Was that schedule so bad? Was any quality programming interrupted? This is a reasonable schedule as to how the 2019 World Cup could work on television in the United States. Not every game is televised, but it’s definitely a start. There’s no reason why this can’t be implemented, especially because any game that’s not being shown on television can be shown on an NBC stream that is free provided that you have a subscription to NBC Sports Network (which is how it works for the Premier League).
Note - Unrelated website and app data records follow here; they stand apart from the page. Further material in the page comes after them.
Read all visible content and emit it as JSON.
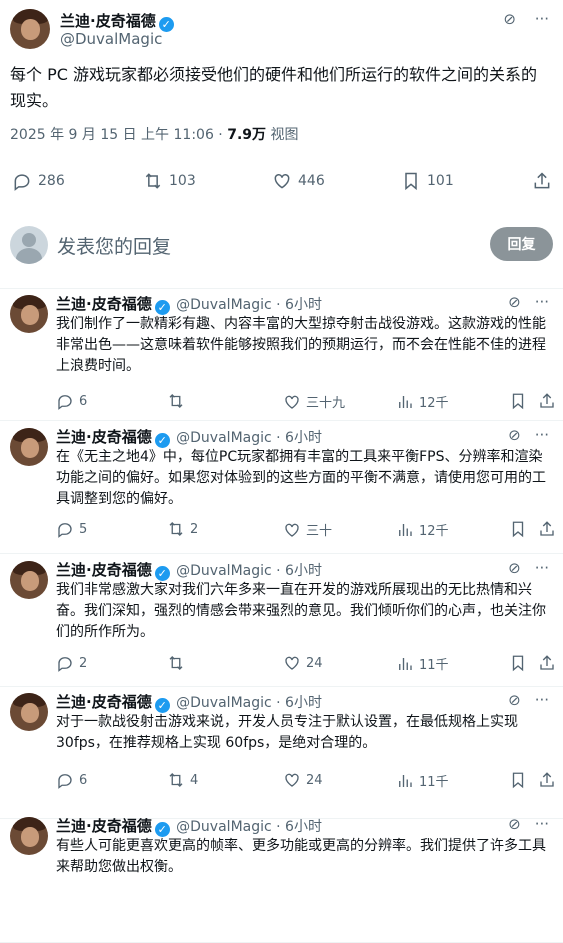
{
  "post": {
    "author_name": "兰迪·皮奇福德",
    "handle": "@DuvalMagic",
    "text": "每个 PC 游戏玩家都必须接受他们的硬件和他们所运行的软件之间的关系的现实。",
    "date": "2025 年 9 月 15 日 上午 11:06",
    "separator": " · ",
    "views": "7.9万",
    "views_label": " 视图",
    "stats": {
      "replies": "286",
      "reposts": "103",
      "likes": "446",
      "bookmarks": "101"
    },
    "icons": {
      "grok": "grok-icon",
      "more": "more-icon",
      "share": "share-icon"
    }
  },
  "reply_box": {
    "placeholder": "发表您的回复",
    "button": "回复"
  },
  "replies": [
    {
      "name": "兰迪·皮奇福德",
      "handle": "@DuvalMagic · 6小时",
      "text": "我们制作了一款精彩有趣、内容丰富的大型掠夺射击战役游戏。这款游戏的性能非常出色——这意味着软件能够按照我们的预期运行，而不会在性能不佳的进程上浪费时间。",
      "replies": "6",
      "reposts": "",
      "likes": "三十九",
      "views": "12千"
    },
    {
      "name": "兰迪·皮奇福德",
      "handle": "@DuvalMagic · 6小时",
      "text": "在《无主之地4》中，每位PC玩家都拥有丰富的工具来平衡FPS、分辨率和渲染功能之间的偏好。如果您对体验到的这些方面的平衡不满意，请使用您可用的工具调整到您的偏好。",
      "replies": "5",
      "reposts": "2",
      "likes": "三十",
      "views": "12千"
    },
    {
      "name": "兰迪·皮奇福德",
      "handle": "@DuvalMagic · 6小时",
      "text": "我们非常感激大家对我们六年多来一直在开发的游戏所展现出的无比热情和兴奋。我们深知，强烈的情感会带来强烈的意见。我们倾听你们的心声，也关注你们的所作所为。",
      "replies": "2",
      "reposts": "",
      "likes": "24",
      "views": "11千"
    },
    {
      "name": "兰迪·皮奇福德",
      "handle": "@DuvalMagic · 6小时",
      "text": "对于一款战役射击游戏来说，开发人员专注于默认设置，在最低规格上实现 30fps，在推荐规格上实现 60fps，是绝对合理的。",
      "replies": "6",
      "reposts": "4",
      "likes": "24",
      "views": "11千"
    },
    {
      "name": "兰迪·皮奇福德",
      "handle": "@DuvalMagic · 6小时",
      "text": "有些人可能更喜欢更高的帧率、更多功能或更高的分辨率。我们提供了许多工具来帮助您做出权衡。",
      "replies": "",
      "reposts": "",
      "likes": "",
      "views": ""
    }
  ],
  "colors": {
    "verified": "#1d9bf0",
    "text": "#0f1419",
    "muted": "#536471",
    "reply_button": "#8b9499"
  }
}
Is it worth the investment? Yes. What NBC will realize after the 2016 Olympics (which they, unfortunately, have the television rights to) is that rugby sevens is growing and is going to become popular soon. Heck, the USA Sevens even won a tournament in England last year, and Mike Friday has the Eagles competing at a surprisingly high level to the point where they may be one of the six best sevens teams in the world. If the USA does well in 2016 and there’s an interest in the sport that begins to form (because it doesn’t matter what sport it is; everyone tunes in when it involves the United States, even if it’s on tape delay), then NBC may realize the potential of this sport and begin to televise more 7s games. Then, to promote the 2020 Olympics and to get more of an interest, the network can show games from the 2019 Rugby World Cup. Basically, it would probably result in an initial loss of money to set up some sort of production studio (even if it’s not in Japan, and instead, it’s just in New York City), but the end result would be good (and remember this- the 2020 Olympics are also in Japan, so there is something to be said about the same country hosting the Rugby World Cup and Olympics in less than a year).
Enough of the $200 streams that don’t work and that defeat the purpose of growing the sport. Enough of making this sport completely inaccessible to anyone in the country, especially because this sport actually has popularity (as evidenced by the sold out Soldier Field that watched the USA take on New Zealand last year). It’s time that NBC actually makes an effort in broadcasting these games. Showing the final between Australia and New Zealand was a start. Now, it’s time to actually show the entire tournament and give one of the biggest tournaments in the world some respect. With the 2019 World Cup in Japan, every opportunity is there to take advantage of television rights. Take advantage of it. An untapped market of over 300 million people is counting on it.